Problem details: Identify, in the records below, every line where the string "Purchase" appears, and copy each such line.

(Data entries)
▼
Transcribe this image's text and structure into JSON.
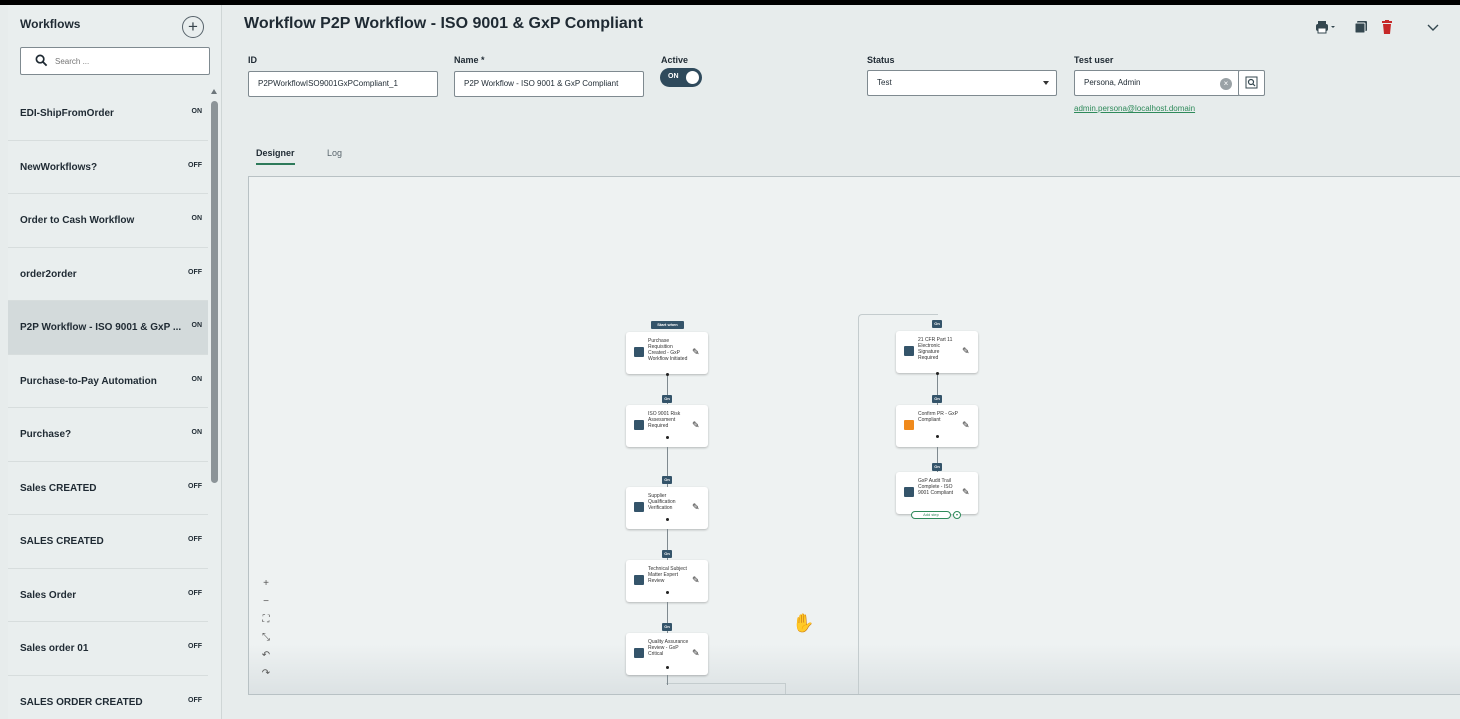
{
  "sidebar": {
    "title": "Workflows",
    "search_placeholder": "Search ...",
    "items": [
      {
        "label": "EDI-ShipFromOrder",
        "status": "ON"
      },
      {
        "label": "NewWorkflows?",
        "status": "OFF"
      },
      {
        "label": "Order to Cash Workflow",
        "status": "ON"
      },
      {
        "label": "order2order",
        "status": "OFF"
      },
      {
        "label": "P2P Workflow - ISO 9001 & GxP ...",
        "status": "ON",
        "selected": true
      },
      {
        "label": "Purchase-to-Pay Automation",
        "status": "ON"
      },
      {
        "label": "Purchase?",
        "status": "ON"
      },
      {
        "label": "Sales CREATED",
        "status": "OFF"
      },
      {
        "label": "SALES CREATED",
        "status": "OFF"
      },
      {
        "label": "Sales Order",
        "status": "OFF"
      },
      {
        "label": "Sales order 01",
        "status": "OFF"
      },
      {
        "label": "SALES ORDER CREATED",
        "status": "OFF"
      }
    ]
  },
  "header": {
    "title": "Workflow P2P Workflow - ISO 9001 & GxP Compliant"
  },
  "form": {
    "id_label": "ID",
    "id_value": "P2PWorkflowISO9001GxPCompliant_1",
    "name_label": "Name *",
    "name_value": "P2P Workflow - ISO 9001 & GxP Compliant",
    "active_label": "Active",
    "active_value": "ON",
    "status_label": "Status",
    "status_value": "Test",
    "test_user_label": "Test user",
    "test_user_value": "Persona, Admin",
    "test_user_email": "admin.persona@localhost.domain"
  },
  "tabs": [
    {
      "label": "Designer",
      "active": true
    },
    {
      "label": "Log",
      "active": false
    }
  ],
  "designer": {
    "start_badge": "Start when",
    "on_badge": "On",
    "add_step": "Add step",
    "nodes_left": [
      {
        "text": "Purchase Requisition Created - GxP Workflow Initiated"
      },
      {
        "text": "ISO 9001 Risk Assessment Required"
      },
      {
        "text": "Supplier Qualification Verification"
      },
      {
        "text": "Technical Subject Matter Expert Review"
      },
      {
        "text": "Quality Assurance Review - GxP Critical"
      }
    ],
    "nodes_right": [
      {
        "text": "21 CFR Part 11 Electronic Signature Required"
      },
      {
        "text": "Confirm PR - GxP Compliant"
      },
      {
        "text": "GxP Audit Trail Complete - ISO 9001 Compliant"
      }
    ],
    "zoom_controls": [
      "+",
      "−",
      "⛶",
      "⤡",
      "↶",
      "↷"
    ]
  },
  "colors": {
    "accent_dark": "#2f4a5c",
    "link_green": "#2e8a5a",
    "delete_red": "#c62828"
  }
}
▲
Solved problem:
        "label": "Purchase-to-Pay Automation",
        "label": "Purchase?",
        "text": "Purchase Requisition Created - GxP Workflow Initiated"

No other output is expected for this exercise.